Record set below:
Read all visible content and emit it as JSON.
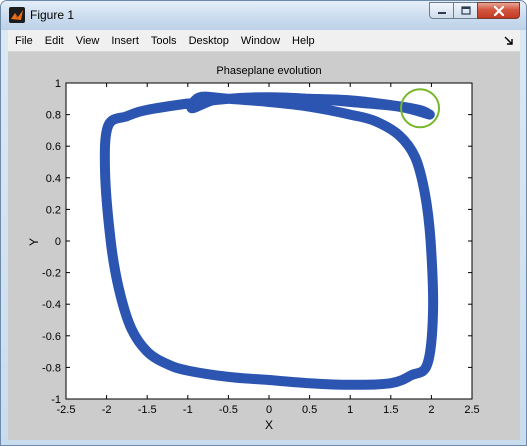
{
  "window": {
    "title": "Figure 1",
    "controls": [
      "minimize",
      "maximize",
      "close"
    ]
  },
  "menu": {
    "items": [
      "File",
      "Edit",
      "View",
      "Insert",
      "Tools",
      "Desktop",
      "Window",
      "Help"
    ]
  },
  "chart_data": {
    "type": "line",
    "title": "Phaseplane evolution",
    "xlabel": "X",
    "ylabel": "Y",
    "xlim": [
      -2.5,
      2.5
    ],
    "ylim": [
      -1,
      1
    ],
    "xticks": [
      -2.5,
      -2,
      -1.5,
      -1,
      -0.5,
      0,
      0.5,
      1,
      1.5,
      2,
      2.5
    ],
    "yticks": [
      -1,
      -0.8,
      -0.6,
      -0.4,
      -0.2,
      0,
      0.2,
      0.4,
      0.6,
      0.8,
      1
    ],
    "xtick_labels": [
      "-2.5",
      "-2",
      "-1.5",
      "-1",
      "-0.5",
      "0",
      "0.5",
      "1",
      "1.5",
      "2",
      "2.5"
    ],
    "ytick_labels": [
      "-1",
      "-0.8",
      "-0.6",
      "-0.4",
      "-0.2",
      "0",
      "0.2",
      "0.4",
      "0.6",
      "0.8",
      "1"
    ],
    "grid": false,
    "series": [
      {
        "color": "#2c55b2",
        "x": [
          1.98,
          1.6,
          1.0,
          0.5,
          0.0,
          -0.5,
          -1.0,
          -1.5,
          -1.75,
          -1.98,
          -2.02,
          -1.95,
          -1.85,
          -1.7,
          -1.5,
          -1.25,
          -1.0,
          -0.5,
          0.0,
          0.5,
          1.0,
          1.5,
          1.75,
          1.95,
          2.02,
          1.99,
          1.92,
          1.8,
          1.6,
          1.3,
          1.0,
          0.5,
          0.0,
          -0.5,
          -0.85,
          -0.95,
          -0.7,
          -0.5,
          0.0,
          0.5,
          1.0,
          1.5,
          1.85,
          1.98
        ],
        "y": [
          0.8,
          0.85,
          0.88,
          0.9,
          0.91,
          0.9,
          0.87,
          0.83,
          0.79,
          0.73,
          0.45,
          0.0,
          -0.3,
          -0.55,
          -0.7,
          -0.78,
          -0.82,
          -0.86,
          -0.88,
          -0.9,
          -0.91,
          -0.9,
          -0.85,
          -0.78,
          -0.45,
          0.0,
          0.3,
          0.53,
          0.67,
          0.76,
          0.8,
          0.85,
          0.88,
          0.9,
          0.91,
          0.84,
          0.89,
          0.9,
          0.91,
          0.9,
          0.89,
          0.86,
          0.83,
          0.8
        ]
      }
    ],
    "annotation": {
      "shape": "circle",
      "color": "#76b82a",
      "x": 1.86,
      "y": 0.84
    }
  }
}
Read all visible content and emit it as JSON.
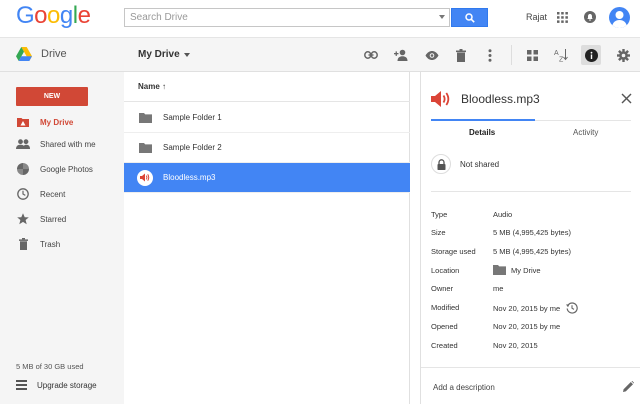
{
  "topbar": {
    "logo_letters": [
      {
        "ch": "G",
        "color": "#4285f4"
      },
      {
        "ch": "o",
        "color": "#ea4335"
      },
      {
        "ch": "o",
        "color": "#fbbc05"
      },
      {
        "ch": "g",
        "color": "#4285f4"
      },
      {
        "ch": "l",
        "color": "#34a853"
      },
      {
        "ch": "e",
        "color": "#ea4335"
      }
    ],
    "search_placeholder": "Search Drive",
    "user_name": "Rajat"
  },
  "toolbar": {
    "drive_label": "Drive",
    "location_dropdown": "My Drive",
    "icons": [
      "link-icon",
      "add-person-icon",
      "preview-icon",
      "trash-icon",
      "more-vert-icon",
      "grid-view-icon",
      "sort-az-icon",
      "info-icon",
      "settings-icon"
    ]
  },
  "sidebar": {
    "new_label": "NEW",
    "items": [
      {
        "label": "My Drive",
        "icon": "drive-icon",
        "active": true
      },
      {
        "label": "Shared with me",
        "icon": "people-icon"
      },
      {
        "label": "Google Photos",
        "icon": "photos-icon"
      },
      {
        "label": "Recent",
        "icon": "clock-icon"
      },
      {
        "label": "Starred",
        "icon": "star-icon"
      },
      {
        "label": "Trash",
        "icon": "trash-icon"
      }
    ],
    "storage_text": "5 MB of 30 GB used",
    "upgrade_label": "Upgrade storage"
  },
  "filelist": {
    "column_name": "Name ↑",
    "rows": [
      {
        "name": "Sample Folder 1",
        "type": "folder"
      },
      {
        "name": "Sample Folder 2",
        "type": "folder"
      },
      {
        "name": "Bloodless.mp3",
        "type": "audio",
        "selected": true
      }
    ]
  },
  "details": {
    "title": "Bloodless.mp3",
    "tabs": [
      "Details",
      "Activity"
    ],
    "active_tab": "Details",
    "sharing": "Not shared",
    "properties": [
      {
        "key": "Type",
        "value": "Audio"
      },
      {
        "key": "Size",
        "value": "5 MB (4,995,425 bytes)"
      },
      {
        "key": "Storage used",
        "value": "5 MB (4,995,425 bytes)"
      },
      {
        "key": "Location",
        "value": "My Drive"
      },
      {
        "key": "Owner",
        "value": "me"
      },
      {
        "key": "Modified",
        "value": "Nov 20, 2015 by me"
      },
      {
        "key": "Opened",
        "value": "Nov 20, 2015 by me"
      },
      {
        "key": "Created",
        "value": "Nov 20, 2015"
      }
    ],
    "description_placeholder": "Add a description"
  },
  "colors": {
    "accent_blue": "#4285f4",
    "new_red": "#d14836",
    "audio_red": "#db4437"
  }
}
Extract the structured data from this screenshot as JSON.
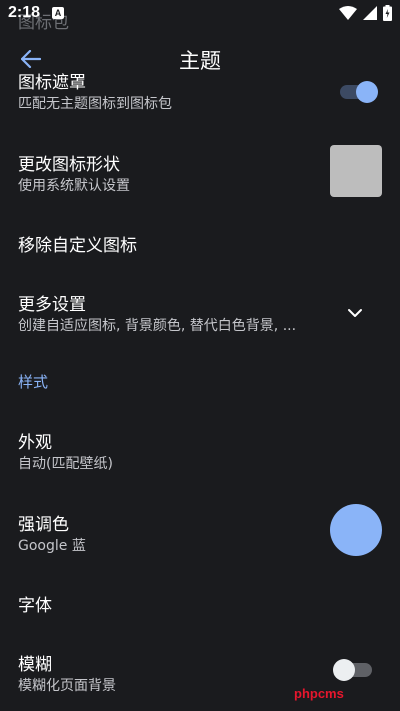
{
  "status_bar": {
    "time": "2:18",
    "notification_badge": "A",
    "icons": [
      "wifi-icon",
      "signal-icon",
      "battery-charging-icon"
    ]
  },
  "header": {
    "title": "主题",
    "scrolled_behind": "图标包"
  },
  "settings": {
    "icon_mask": {
      "title": "图标遮罩",
      "subtitle": "匹配无主题图标到图标包",
      "enabled": true
    },
    "icon_shape": {
      "title": "更改图标形状",
      "subtitle": "使用系统默认设置"
    },
    "remove_custom_icons": {
      "title": "移除自定义图标"
    },
    "more_settings": {
      "title": "更多设置",
      "subtitle": "创建自适应图标, 背景颜色, 替代白色背景, ..."
    },
    "style_section": {
      "header": "样式"
    },
    "appearance": {
      "title": "外观",
      "subtitle": "自动(匹配壁纸)"
    },
    "accent_color": {
      "title": "强调色",
      "subtitle": "Google 蓝",
      "color": "#8ab4f8"
    },
    "font": {
      "title": "字体"
    },
    "blur": {
      "title": "模糊",
      "subtitle": "模糊化页面背景",
      "enabled": false
    }
  },
  "colors": {
    "background": "#1a1b1e",
    "accent": "#8ab4f8",
    "toggle_on_track": "#3c4a63",
    "toggle_off_track": "#5f6166",
    "toggle_off_thumb": "#eceff1"
  },
  "watermark": "phpcms"
}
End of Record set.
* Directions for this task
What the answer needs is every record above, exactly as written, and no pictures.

* Written reply
Read all visible content and emit it as JSON.
{
  "window": {
    "title": "Figure 1",
    "controls": [
      "minimize",
      "maximize",
      "close"
    ]
  },
  "menu": {
    "items": [
      "File",
      "Edit",
      "View",
      "Insert",
      "Tools",
      "Desktop",
      "Window",
      "Help"
    ]
  },
  "chart_data": {
    "type": "line",
    "title": "Phaseplane evolution",
    "xlabel": "X",
    "ylabel": "Y",
    "xlim": [
      -2.5,
      2.5
    ],
    "ylim": [
      -1,
      1
    ],
    "xticks": [
      -2.5,
      -2,
      -1.5,
      -1,
      -0.5,
      0,
      0.5,
      1,
      1.5,
      2,
      2.5
    ],
    "yticks": [
      -1,
      -0.8,
      -0.6,
      -0.4,
      -0.2,
      0,
      0.2,
      0.4,
      0.6,
      0.8,
      1
    ],
    "xtick_labels": [
      "-2.5",
      "-2",
      "-1.5",
      "-1",
      "-0.5",
      "0",
      "0.5",
      "1",
      "1.5",
      "2",
      "2.5"
    ],
    "ytick_labels": [
      "-1",
      "-0.8",
      "-0.6",
      "-0.4",
      "-0.2",
      "0",
      "0.2",
      "0.4",
      "0.6",
      "0.8",
      "1"
    ],
    "grid": false,
    "series": [
      {
        "color": "#2c55b2",
        "x": [
          1.98,
          1.6,
          1.0,
          0.5,
          0.0,
          -0.5,
          -1.0,
          -1.5,
          -1.75,
          -1.98,
          -2.02,
          -1.95,
          -1.85,
          -1.7,
          -1.5,
          -1.25,
          -1.0,
          -0.5,
          0.0,
          0.5,
          1.0,
          1.5,
          1.75,
          1.95,
          2.02,
          1.99,
          1.92,
          1.8,
          1.6,
          1.3,
          1.0,
          0.5,
          0.0,
          -0.5,
          -0.85,
          -0.95,
          -0.7,
          -0.5,
          0.0,
          0.5,
          1.0,
          1.5,
          1.85,
          1.98
        ],
        "y": [
          0.8,
          0.85,
          0.88,
          0.9,
          0.91,
          0.9,
          0.87,
          0.83,
          0.79,
          0.73,
          0.45,
          0.0,
          -0.3,
          -0.55,
          -0.7,
          -0.78,
          -0.82,
          -0.86,
          -0.88,
          -0.9,
          -0.91,
          -0.9,
          -0.85,
          -0.78,
          -0.45,
          0.0,
          0.3,
          0.53,
          0.67,
          0.76,
          0.8,
          0.85,
          0.88,
          0.9,
          0.91,
          0.84,
          0.89,
          0.9,
          0.91,
          0.9,
          0.89,
          0.86,
          0.83,
          0.8
        ]
      }
    ],
    "annotation": {
      "shape": "circle",
      "color": "#76b82a",
      "x": 1.86,
      "y": 0.84
    }
  }
}
Read all visible content and emit it as JSON.
{
  "topbar": {
    "logo_letters": [
      {
        "ch": "G",
        "color": "#4285f4"
      },
      {
        "ch": "o",
        "color": "#ea4335"
      },
      {
        "ch": "o",
        "color": "#fbbc05"
      },
      {
        "ch": "g",
        "color": "#4285f4"
      },
      {
        "ch": "l",
        "color": "#34a853"
      },
      {
        "ch": "e",
        "color": "#ea4335"
      }
    ],
    "search_placeholder": "Search Drive",
    "user_name": "Rajat"
  },
  "toolbar": {
    "drive_label": "Drive",
    "location_dropdown": "My Drive",
    "icons": [
      "link-icon",
      "add-person-icon",
      "preview-icon",
      "trash-icon",
      "more-vert-icon",
      "grid-view-icon",
      "sort-az-icon",
      "info-icon",
      "settings-icon"
    ]
  },
  "sidebar": {
    "new_label": "NEW",
    "items": [
      {
        "label": "My Drive",
        "icon": "drive-icon",
        "active": true
      },
      {
        "label": "Shared with me",
        "icon": "people-icon"
      },
      {
        "label": "Google Photos",
        "icon": "photos-icon"
      },
      {
        "label": "Recent",
        "icon": "clock-icon"
      },
      {
        "label": "Starred",
        "icon": "star-icon"
      },
      {
        "label": "Trash",
        "icon": "trash-icon"
      }
    ],
    "storage_text": "5 MB of 30 GB used",
    "upgrade_label": "Upgrade storage"
  },
  "filelist": {
    "column_name": "Name ↑",
    "rows": [
      {
        "name": "Sample Folder 1",
        "type": "folder"
      },
      {
        "name": "Sample Folder 2",
        "type": "folder"
      },
      {
        "name": "Bloodless.mp3",
        "type": "audio",
        "selected": true
      }
    ]
  },
  "details": {
    "title": "Bloodless.mp3",
    "tabs": [
      "Details",
      "Activity"
    ],
    "active_tab": "Details",
    "sharing": "Not shared",
    "properties": [
      {
        "key": "Type",
        "value": "Audio"
      },
      {
        "key": "Size",
        "value": "5 MB (4,995,425 bytes)"
      },
      {
        "key": "Storage used",
        "value": "5 MB (4,995,425 bytes)"
      },
      {
        "key": "Location",
        "value": "My Drive"
      },
      {
        "key": "Owner",
        "value": "me"
      },
      {
        "key": "Modified",
        "value": "Nov 20, 2015 by me"
      },
      {
        "key": "Opened",
        "value": "Nov 20, 2015 by me"
      },
      {
        "key": "Created",
        "value": "Nov 20, 2015"
      }
    ],
    "description_placeholder": "Add a description"
  },
  "colors": {
    "accent_blue": "#4285f4",
    "new_red": "#d14836",
    "audio_red": "#db4437"
  }
}
Extract the structured data from this screenshot as JSON.
{
  "status_bar": {
    "time": "2:18",
    "notification_badge": "A",
    "icons": [
      "wifi-icon",
      "signal-icon",
      "battery-charging-icon"
    ]
  },
  "header": {
    "title": "主题",
    "scrolled_behind": "图标包"
  },
  "settings": {
    "icon_mask": {
      "title": "图标遮罩",
      "subtitle": "匹配无主题图标到图标包",
      "enabled": true
    },
    "icon_shape": {
      "title": "更改图标形状",
      "subtitle": "使用系统默认设置"
    },
    "remove_custom_icons": {
      "title": "移除自定义图标"
    },
    "more_settings": {
      "title": "更多设置",
      "subtitle": "创建自适应图标, 背景颜色, 替代白色背景, ..."
    },
    "style_section": {
      "header": "样式"
    },
    "appearance": {
      "title": "外观",
      "subtitle": "自动(匹配壁纸)"
    },
    "accent_color": {
      "title": "强调色",
      "subtitle": "Google 蓝",
      "color": "#8ab4f8"
    },
    "font": {
      "title": "字体"
    },
    "blur": {
      "title": "模糊",
      "subtitle": "模糊化页面背景",
      "enabled": false
    }
  },
  "colors": {
    "background": "#1a1b1e",
    "accent": "#8ab4f8",
    "toggle_on_track": "#3c4a63",
    "toggle_off_track": "#5f6166",
    "toggle_off_thumb": "#eceff1"
  },
  "watermark": "phpcms"
}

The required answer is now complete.